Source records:
- Opening Delimiter -
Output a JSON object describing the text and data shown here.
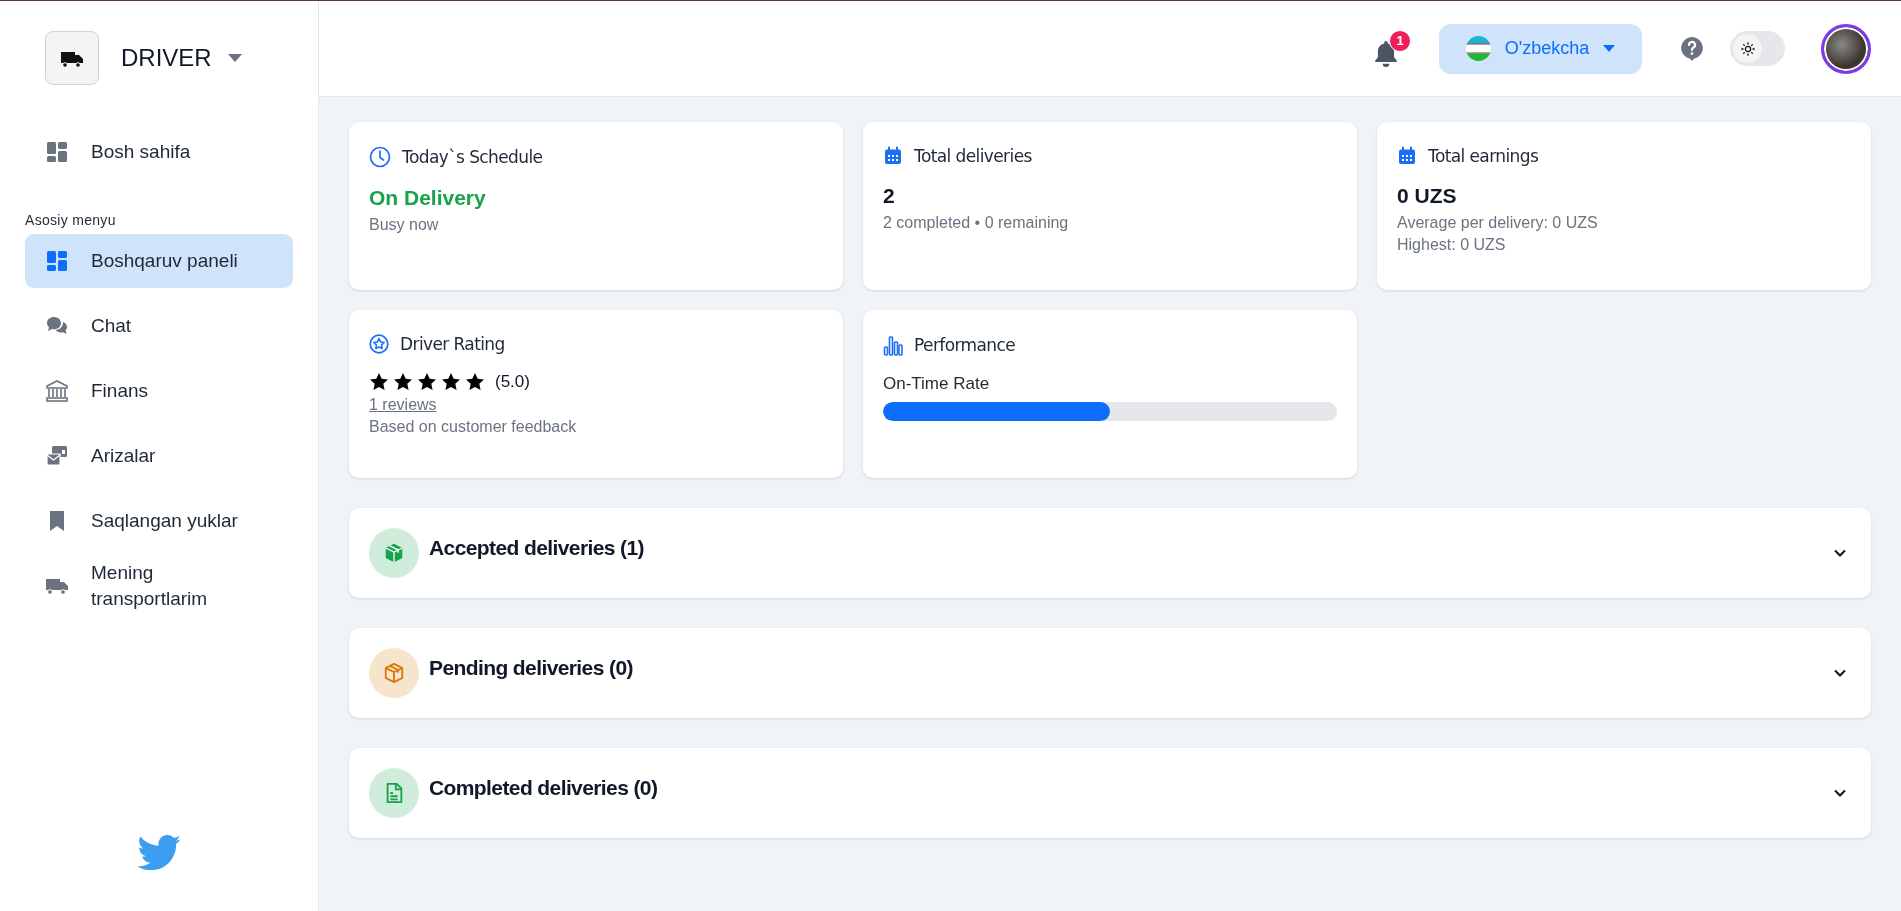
{
  "sidebar": {
    "brand": "DRIVER",
    "home": {
      "label": "Bosh sahifa",
      "selected": false
    },
    "section_label": "Asosiy menyu",
    "items": [
      {
        "kind": "dashboard",
        "label": "Boshqaruv paneli",
        "selected": true
      },
      {
        "kind": "chat",
        "label": "Chat",
        "selected": false
      },
      {
        "kind": "bank",
        "label": "Finans",
        "selected": false
      },
      {
        "kind": "mail",
        "label": "Arizalar",
        "selected": false
      },
      {
        "kind": "bookmark",
        "label": "Saqlangan yuklar",
        "selected": false
      },
      {
        "kind": "truck",
        "label": "Mening transportlarim",
        "selected": false
      }
    ]
  },
  "header": {
    "notification_count": "1",
    "language": "O'zbekcha",
    "theme_toggle": {
      "on": false
    }
  },
  "cards": {
    "schedule": {
      "title": "Today`s Schedule",
      "status": "On Delivery",
      "note": "Busy now"
    },
    "deliveries": {
      "title": "Total deliveries",
      "value": "2",
      "summary": "2 completed • 0 remaining"
    },
    "earnings": {
      "title": "Total earnings",
      "value": "0 UZS",
      "average": "Average per delivery: 0 UZS",
      "highest": "Highest: 0 UZS"
    },
    "rating": {
      "title": "Driver Rating",
      "stars": 5,
      "score": "(5.0)",
      "reviews_link": "1 reviews",
      "note": "Based on customer feedback"
    },
    "performance": {
      "title": "Performance",
      "metric": "On-Time Rate",
      "level": 0.5
    }
  },
  "sections": [
    {
      "kind": "accepted",
      "title": "Accepted deliveries (1)",
      "color": "#16a34a",
      "expanded": false
    },
    {
      "kind": "pending",
      "title": "Pending deliveries (0)",
      "color": "#d97706",
      "expanded": false
    },
    {
      "kind": "completed",
      "title": "Completed deliveries (0)",
      "color": "#16a34a",
      "expanded": false
    }
  ]
}
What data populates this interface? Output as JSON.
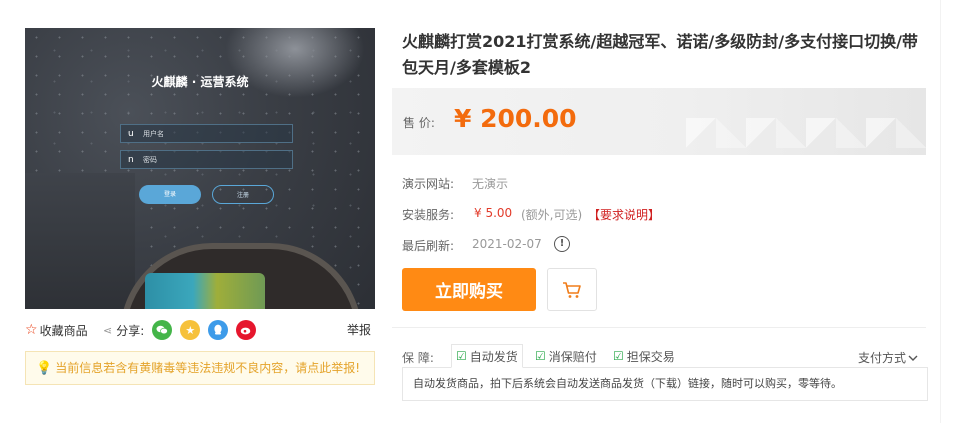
{
  "preview": {
    "title": "火麒麟 · 运营系统",
    "username_icon": "u",
    "username_placeholder": "用户名",
    "password_icon": "n",
    "password_placeholder": "密码",
    "login_label": "登录",
    "register_label": "注册"
  },
  "actions": {
    "favorite_label": "收藏商品",
    "share_label": "分享:",
    "share_platforms": [
      "wechat",
      "qzone",
      "qq",
      "weibo"
    ],
    "report_label": "举报"
  },
  "warning": {
    "text": "当前信息若含有黄赌毒等违法违规不良内容，请点此举报!"
  },
  "product": {
    "title": "火麒麟打赏2021打赏系统/超越冠军、诺诺/多级防封/多支付接口切换/带包天月/多套模板2",
    "price_label": "售  价:",
    "price_value": "¥ 200.00",
    "demo_label": "演示网站:",
    "demo_value": "无演示",
    "install_label": "安装服务:",
    "install_price": "¥ 5.00",
    "install_note": "(额外,可选)",
    "install_link": "【要求说明】",
    "refresh_label": "最后刷新:",
    "refresh_value": "2021-02-07",
    "buy_label": "立即购买"
  },
  "guarantee": {
    "label": "保    障:",
    "tabs": [
      "自动发货",
      "消保赔付",
      "担保交易"
    ],
    "pay_methods_label": "支付方式",
    "description": "自动发货商品，拍下后系统会自动发送商品发货（下载）链接，随时可以购买，零等待。"
  },
  "colors": {
    "price": "#f36b0d",
    "buy_button": "#ff8a14",
    "warning_text": "#e4a32a",
    "guarantee_check": "#2aa84a",
    "install_link": "#d02020"
  }
}
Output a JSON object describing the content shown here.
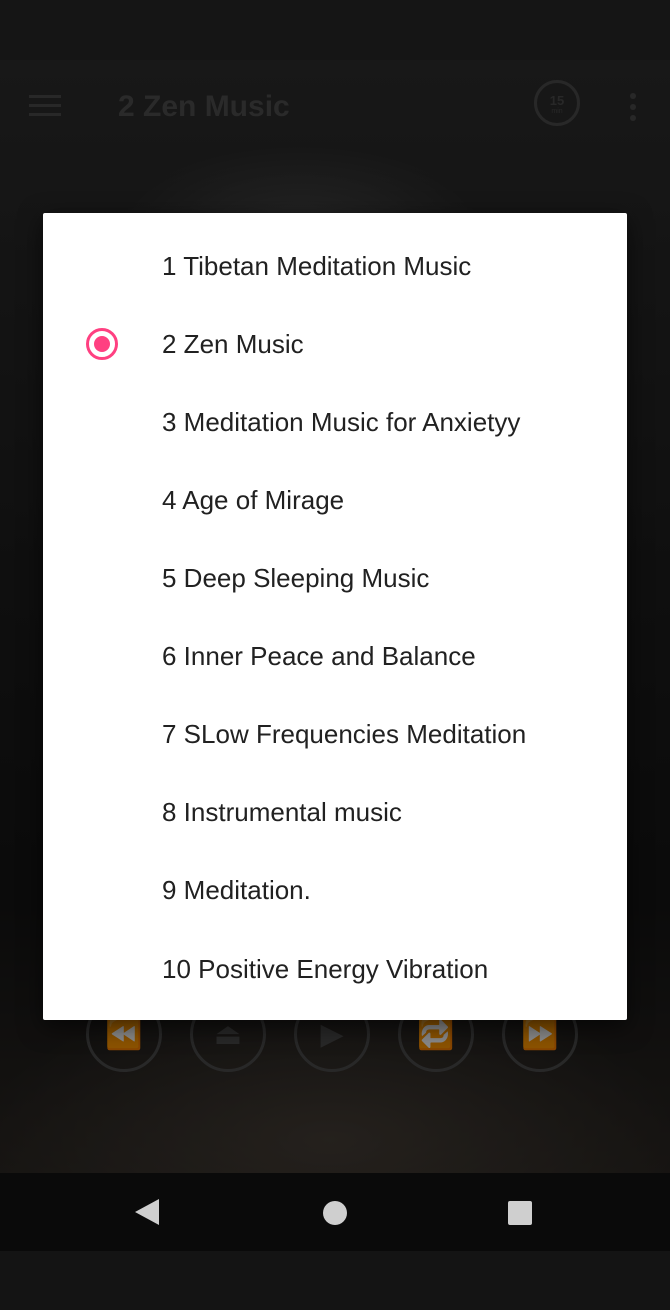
{
  "app": {
    "title": "2 Zen Music",
    "timer_minutes": "15",
    "timer_unit": "min"
  },
  "toolbar_icons": {
    "menu": "hamburger-menu-icon",
    "timer": "sleep-timer-icon",
    "overflow": "more-vert-icon"
  },
  "player_controls": [
    {
      "name": "rewind",
      "icon": "rewind-icon",
      "glyph": "⏪"
    },
    {
      "name": "eject",
      "icon": "eject-icon",
      "glyph": "⏏"
    },
    {
      "name": "play",
      "icon": "play-icon",
      "glyph": "▶"
    },
    {
      "name": "repeat",
      "icon": "repeat-icon",
      "glyph": "🔁"
    },
    {
      "name": "fast-forward",
      "icon": "fast-forward-icon",
      "glyph": "⏩"
    }
  ],
  "dialog": {
    "selected_index": 1,
    "options": [
      "1 Tibetan Meditation Music",
      "2 Zen Music",
      "3 Meditation Music for Anxietyy",
      "4 Age of Mirage",
      "5 Deep Sleeping Music",
      "6 Inner Peace and Balance",
      "7 SLow Frequencies Meditation",
      "8 Instrumental music",
      "9 Meditation.",
      "10 Positive Energy Vibration"
    ]
  },
  "colors": {
    "accent": "#ff4081",
    "dialog_bg": "#ffffff",
    "text": "#212121"
  }
}
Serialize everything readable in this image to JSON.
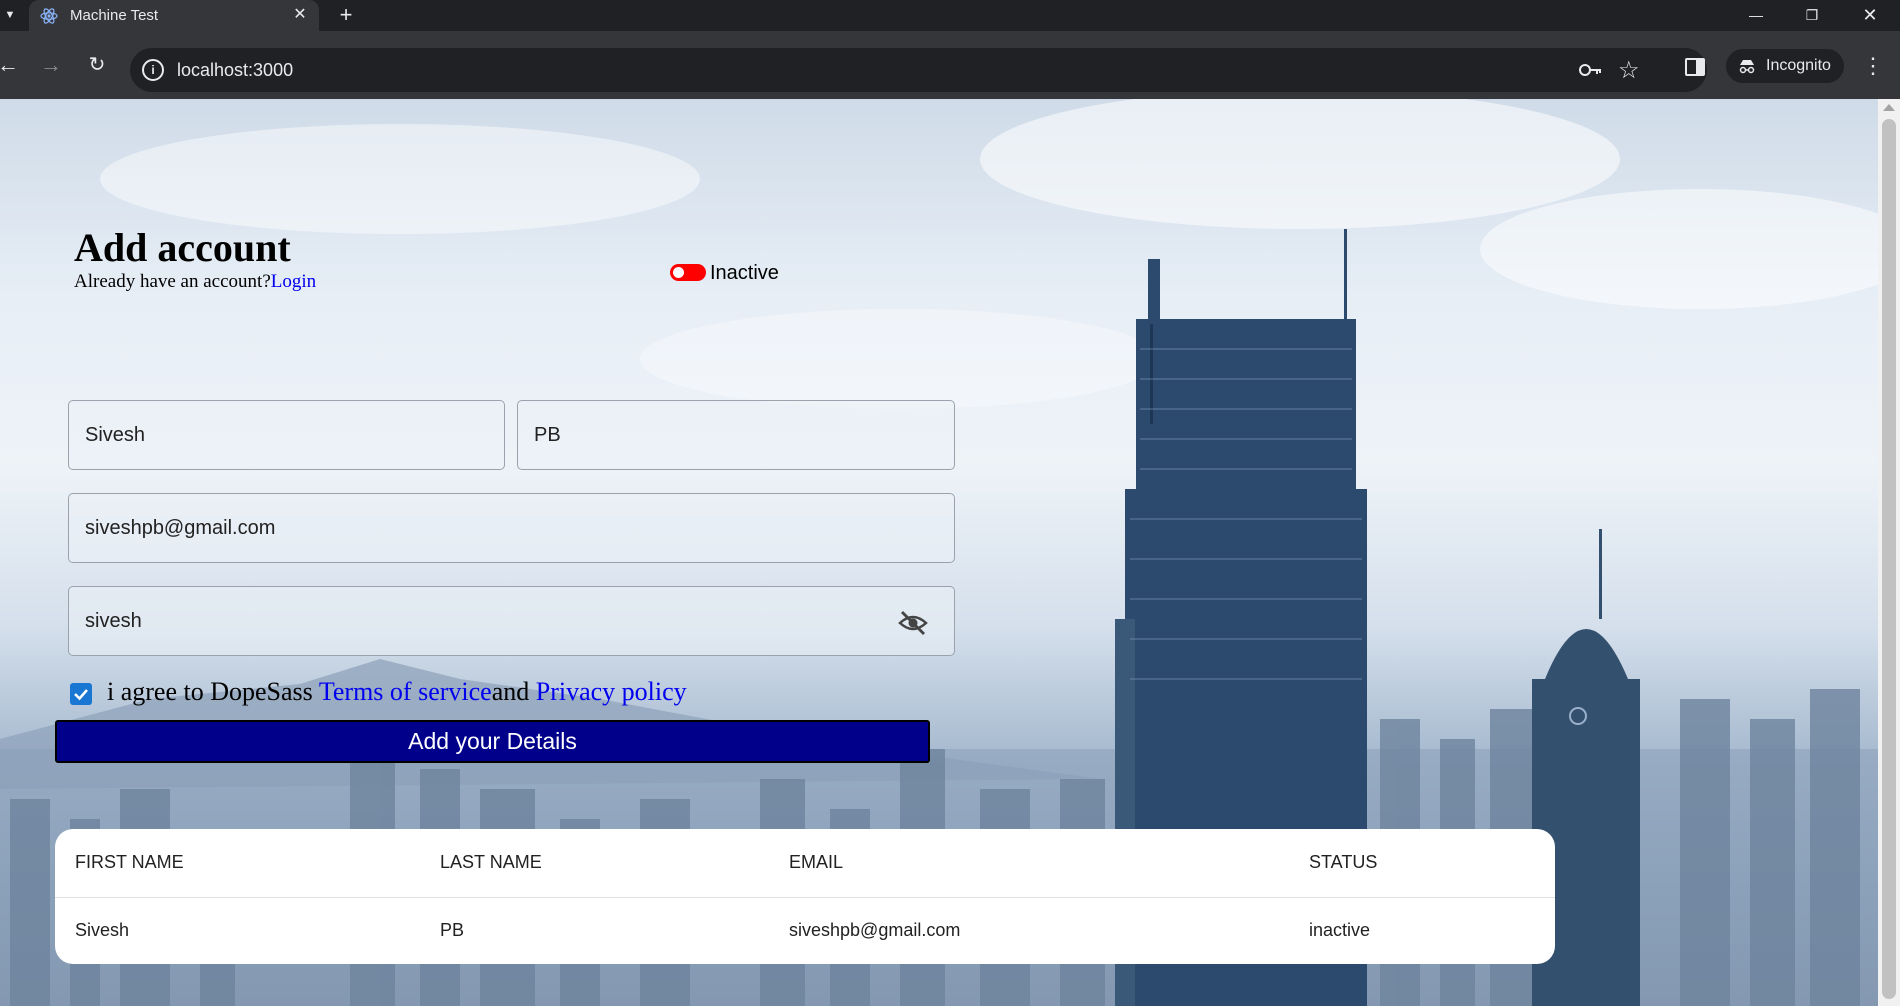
{
  "browser": {
    "tab_title": "Machine Test",
    "url": "localhost:3000",
    "incognito_label": "Incognito"
  },
  "page": {
    "title": "Add account",
    "subtitle_text": "Already have an account?",
    "login_link": "Login",
    "status_label": "Inactive",
    "status_active": false,
    "status_color": "#ff0000"
  },
  "form": {
    "first_name": "Sivesh",
    "last_name": "PB",
    "email": "siveshpb@gmail.com",
    "password": "sivesh",
    "password_visibility_icon": "eye-off-icon",
    "agree_checked": true,
    "agree_prefix": "i agree to DopeSass ",
    "terms_link": "Terms of service",
    "agree_middle": "and ",
    "privacy_link": "Privacy policy",
    "submit_label": "Add your Details",
    "submit_color": "#00008b",
    "checkbox_color": "#1976d2"
  },
  "table": {
    "headers": [
      "FIRST NAME",
      "LAST NAME",
      "EMAIL",
      "STATUS"
    ],
    "rows": [
      [
        "Sivesh",
        "PB",
        "siveshpb@gmail.com",
        "inactive"
      ]
    ]
  }
}
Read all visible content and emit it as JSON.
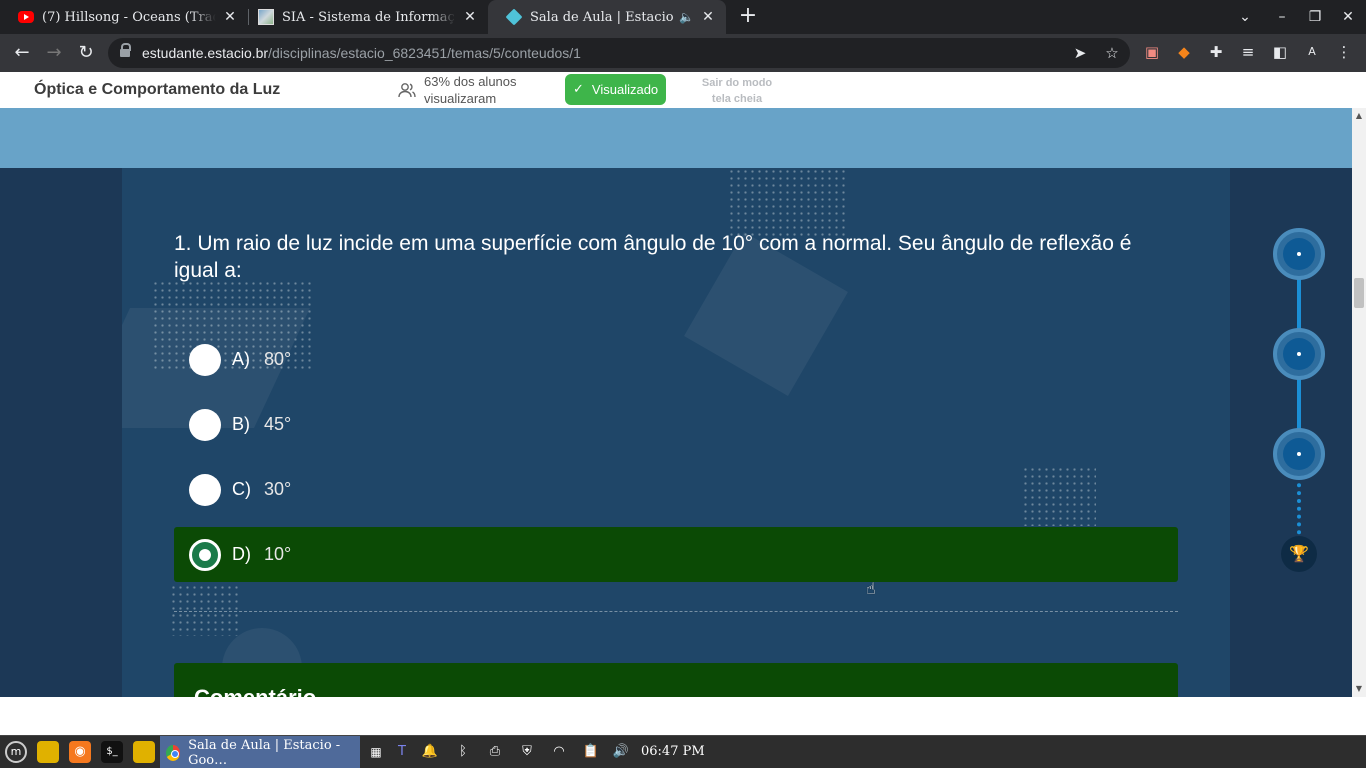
{
  "browser": {
    "tabs": [
      {
        "title": "(7) Hillsong - Oceans (Tradução / ",
        "icon": "youtube-icon"
      },
      {
        "title": "SIA - Sistema de Informações Ac",
        "icon": "sia-icon"
      },
      {
        "title": "Sala de Aula | Estacio",
        "icon": "estacio-icon",
        "active": true,
        "audio": true
      }
    ],
    "url_host": "estudante.estacio.br",
    "url_path": "/disciplinas/estacio_6823451/temas/5/conteudos/1"
  },
  "page": {
    "course_title": "Óptica e Comportamento da Luz",
    "views_text": "63% dos alunos visualizaram",
    "visualizado_label": "Visualizado",
    "exit_fullscreen_label": "Sair do modo tela cheia",
    "question": {
      "text": "1. Um raio de luz incide em uma superfície com ângulo de 10° com a normal. Seu ângulo de reflexão é igual a:",
      "options": [
        {
          "letter": "A)",
          "text": "80°",
          "selected": false
        },
        {
          "letter": "B)",
          "text": "45°",
          "selected": false
        },
        {
          "letter": "C)",
          "text": "30°",
          "selected": false
        },
        {
          "letter": "D)",
          "text": "10°",
          "selected": true
        }
      ]
    },
    "comment_title": "Comentário"
  },
  "colors": {
    "banner": "#68a3c8",
    "content_bg": "#1f4668",
    "selected_option": "#0b4a05",
    "visualizado": "#3eb54a"
  },
  "taskbar": {
    "window_title": "Sala de Aula | Estacio - Goo…",
    "clock": "06:47 PM"
  }
}
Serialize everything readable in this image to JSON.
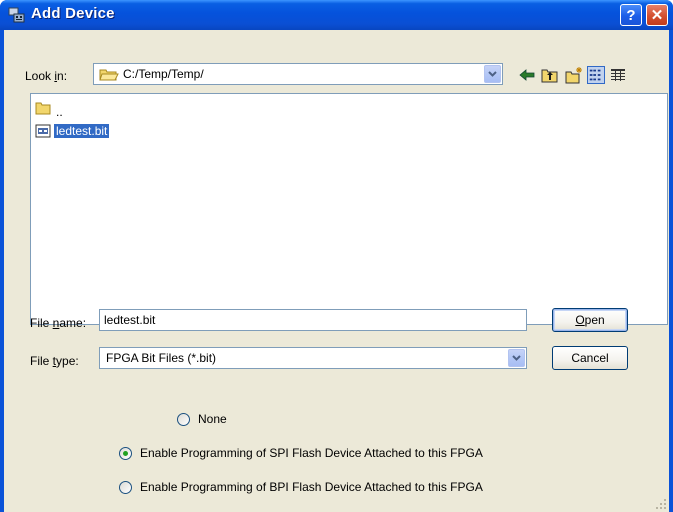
{
  "window": {
    "title": "Add Device",
    "help_label": "?",
    "close_label": "✕"
  },
  "look_in": {
    "label_prefix": "Look ",
    "label_underlined": "i",
    "label_suffix": "n:",
    "path": "C:/Temp/Temp/"
  },
  "toolbar": {
    "icons": [
      "back-icon",
      "up-folder-icon",
      "new-folder-icon",
      "list-view-icon",
      "detail-view-icon"
    ]
  },
  "file_list": {
    "items": [
      {
        "name": "..",
        "icon": "folder-icon",
        "selected": false
      },
      {
        "name": "ledtest.bit",
        "icon": "bit-file-icon",
        "selected": true
      }
    ]
  },
  "file_name": {
    "label_prefix": "File ",
    "label_underlined": "n",
    "label_suffix": "ame:",
    "value": "ledtest.bit"
  },
  "file_type": {
    "label_prefix": "File ",
    "label_underlined": "t",
    "label_suffix": "ype:",
    "value": "FPGA Bit Files (*.bit)"
  },
  "buttons": {
    "open_underlined": "O",
    "open_rest": "pen",
    "cancel": "Cancel"
  },
  "options": {
    "none": "None",
    "spi": "Enable Programming of SPI Flash Device Attached to this FPGA",
    "bpi": "Enable Programming of BPI Flash Device Attached to this FPGA",
    "selected": "spi"
  },
  "colors": {
    "titlebar": "#0552dc",
    "dialog_bg": "#ece9d8",
    "selection": "#316ac5",
    "radio_dot": "#21a121"
  }
}
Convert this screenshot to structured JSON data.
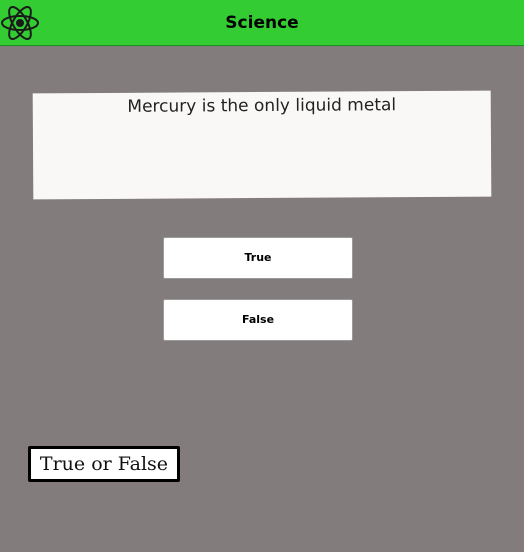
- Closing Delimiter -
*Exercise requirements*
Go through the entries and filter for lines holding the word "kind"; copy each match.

*Task result*
        "kind": "dashboard",
        "kind": "chat",
        "kind": "bank",
        "kind": "mail",
        "kind": "bookmark",
        "kind": "truck",
      "kind": "accepted",
      "kind": "pending",
      "kind": "completed",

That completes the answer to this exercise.